The boy sat on his heels holding the bucket in place as it slowly filled. When it was half full he tipped the collected water into the second bucket. The first went back to it’s position on the stream bed. The sun glinted on the little stream of water and the boy started to doze in the warmth.
Water escaping from the bucket and flowing over his shoes woke him when the water found a hole. The bucket held as much as it could; he tipped some into the second bucket and set the first up again.
Water spilt over his foot as he tipped it, but the stream started to fill it again.
“Almost there.” The drummer boy sighed to himself. A noise on the enemy bank distracted him.
He scrambled up the bank until he could look over the lip, eyes hidden by the long grass.
The enemy! A whole company of them!
He slid back down, couching in the stream with his buckets of water. He looked upstream. The banks became higher and steeper. He looked downstream. The banks lowered but the streamed turned and flowed past the enemy snipers. He looked up. The bank loomed over him, seeming a vertical cliff.
A head appeared.
“Come on boy. No time for playing in the water.”
Jock reached forward.
“Pass me the buckets, then I’ll get you up.”
The drummer boy inched forward, carefully lifting the buckets, one at a time up to the corporal. Jock’s head disappeared. The drummer boy looked up, Jock had stood up. He grabbed the buckets and sprinted for the gate.
The drummer boy heard the gate clang shut.
He stood, paralysed, leaning against the earth of the river bank.
The corporal had left him.
He sat down by the stream, back against the earth. He pulled his knees up, wrapping his arms around his legs and resting his head on his knees. If he made himself small, if he hid, the enemy might not find him here.
“Psst. Boy. Come on.”
The drummer boy looked up, twisting his neck around. The corporal was back. He heaved a sigh of relief and stood, reaching up to Jock.
“Grab hold and I’ll lift you.”
They linked hands. Jock tried to wriggle back, lifting the boy as he went. The boy’s hands slipped through Jocks. He fell back into the stream.
“You need to climb, I can’t lift you like this.”
The drummer boy nodded and looked round for a hand hold.
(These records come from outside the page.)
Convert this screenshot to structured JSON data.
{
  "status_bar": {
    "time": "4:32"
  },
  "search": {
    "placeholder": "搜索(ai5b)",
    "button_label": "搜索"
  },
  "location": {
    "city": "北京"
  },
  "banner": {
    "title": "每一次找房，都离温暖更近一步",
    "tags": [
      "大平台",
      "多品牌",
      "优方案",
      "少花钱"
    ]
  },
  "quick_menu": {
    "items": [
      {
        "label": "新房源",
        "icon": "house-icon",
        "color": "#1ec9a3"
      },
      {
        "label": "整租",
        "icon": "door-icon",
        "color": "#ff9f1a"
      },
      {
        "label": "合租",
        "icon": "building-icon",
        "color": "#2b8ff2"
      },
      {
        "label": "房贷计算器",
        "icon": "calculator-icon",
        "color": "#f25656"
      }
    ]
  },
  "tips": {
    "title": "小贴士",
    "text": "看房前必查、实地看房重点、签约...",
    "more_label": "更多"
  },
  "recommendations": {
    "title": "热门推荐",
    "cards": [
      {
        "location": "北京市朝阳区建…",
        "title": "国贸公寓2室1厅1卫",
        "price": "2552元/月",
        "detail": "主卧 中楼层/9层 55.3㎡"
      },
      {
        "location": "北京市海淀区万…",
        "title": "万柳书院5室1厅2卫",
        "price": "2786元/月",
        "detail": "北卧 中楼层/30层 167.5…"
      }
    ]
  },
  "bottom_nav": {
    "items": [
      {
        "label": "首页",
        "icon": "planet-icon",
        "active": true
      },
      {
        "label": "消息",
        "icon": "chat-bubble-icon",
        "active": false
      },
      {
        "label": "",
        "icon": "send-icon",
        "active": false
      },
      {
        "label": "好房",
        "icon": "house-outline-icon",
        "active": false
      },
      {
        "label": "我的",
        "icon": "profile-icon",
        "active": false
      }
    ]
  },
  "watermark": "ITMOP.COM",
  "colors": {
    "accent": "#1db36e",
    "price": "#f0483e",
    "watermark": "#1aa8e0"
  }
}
A tree root protruded from the bank, about half way up. It wasn’t very big but it would give him something to grab on to.
The drummer boy grabbed the root and pulled, scrabbling for purchase with his feet.
“Come on. Come on.” Jock muttered as he watched the boy struggle up the bank. Eventually he got a purchase with his feet and pushed. Jock grabbed the boy under the armpits as he appeared over the edge of the bank.
The drummer boy gripped Jock’s shoulders and pushed on the root with his feet, propelling himself over the stream bank and on top of the corporal.
As they rolled upright the first shots fired behind them.
Jock pushed the boy to his feet and followed quickly. Shots pocked the ground around them kicking up dirt in little fountains. As they got closer to the gate, more shots were fired and slithers of flint and fountains of brick dust erupted around the gate. Samuel waited, door half open. From a window above the door two men returned fire.
The boy slid in through the door Corporal Mcintire just behind. Samuel slammed the gate shut and barred it. He waved them out of the way as a dresser was shoved against the door.
The buckets of water stood by the back door into the farmhouse. Samuel walked over,
“Have a cup of water, you earnt it.”